━━ Raw data ━━

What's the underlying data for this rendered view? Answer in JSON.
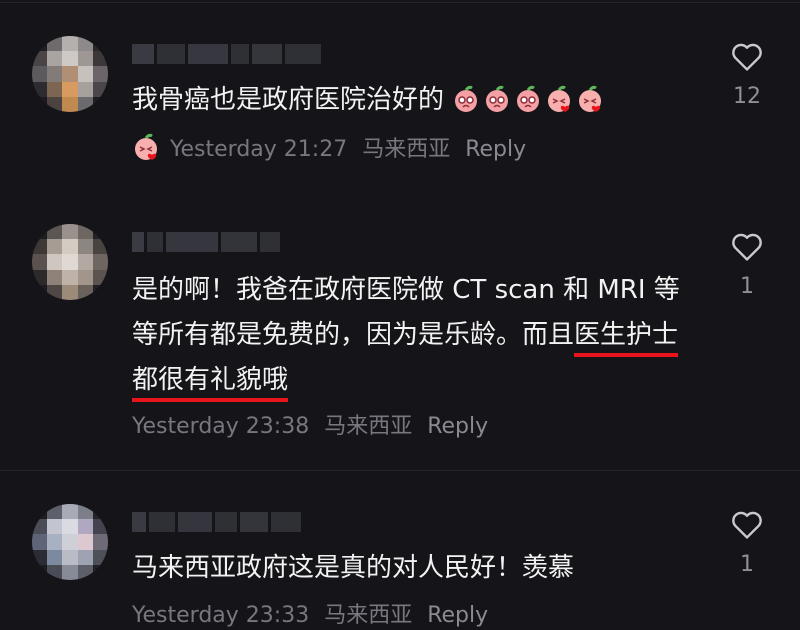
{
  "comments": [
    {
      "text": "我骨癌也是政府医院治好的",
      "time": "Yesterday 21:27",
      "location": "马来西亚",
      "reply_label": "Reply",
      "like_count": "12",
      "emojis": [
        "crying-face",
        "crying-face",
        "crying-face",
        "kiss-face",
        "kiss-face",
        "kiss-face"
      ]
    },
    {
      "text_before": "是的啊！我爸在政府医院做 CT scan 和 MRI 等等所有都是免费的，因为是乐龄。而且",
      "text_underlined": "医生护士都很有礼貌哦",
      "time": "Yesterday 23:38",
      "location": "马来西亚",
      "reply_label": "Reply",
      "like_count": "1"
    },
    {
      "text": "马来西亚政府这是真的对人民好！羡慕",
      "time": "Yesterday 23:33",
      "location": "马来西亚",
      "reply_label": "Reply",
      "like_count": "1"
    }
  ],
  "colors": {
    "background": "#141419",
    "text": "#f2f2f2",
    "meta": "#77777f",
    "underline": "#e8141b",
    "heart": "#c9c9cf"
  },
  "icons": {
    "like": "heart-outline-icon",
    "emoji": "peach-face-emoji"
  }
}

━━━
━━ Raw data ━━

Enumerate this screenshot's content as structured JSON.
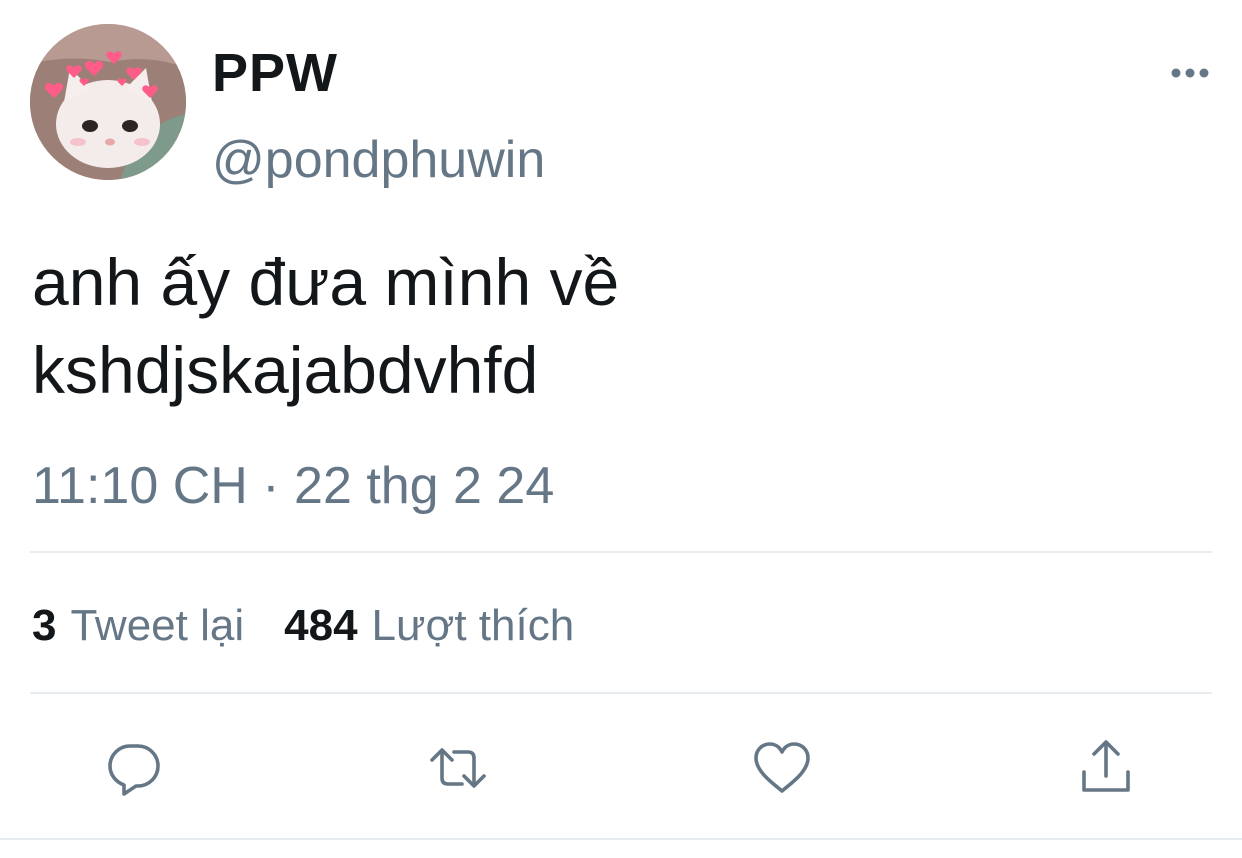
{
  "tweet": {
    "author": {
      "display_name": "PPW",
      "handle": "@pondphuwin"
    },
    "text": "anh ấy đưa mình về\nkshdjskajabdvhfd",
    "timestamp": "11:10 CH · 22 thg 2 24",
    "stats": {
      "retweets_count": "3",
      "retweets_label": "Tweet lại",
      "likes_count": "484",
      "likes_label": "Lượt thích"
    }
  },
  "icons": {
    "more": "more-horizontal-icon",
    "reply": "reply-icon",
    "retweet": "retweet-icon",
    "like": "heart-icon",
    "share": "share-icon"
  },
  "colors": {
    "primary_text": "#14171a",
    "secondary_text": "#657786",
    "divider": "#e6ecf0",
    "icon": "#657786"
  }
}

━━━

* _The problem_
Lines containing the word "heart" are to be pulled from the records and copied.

* _Result of the task_
    "heart": "#c9c9cf"
    "like": "heart-outline-icon",
    "like": "heart-icon",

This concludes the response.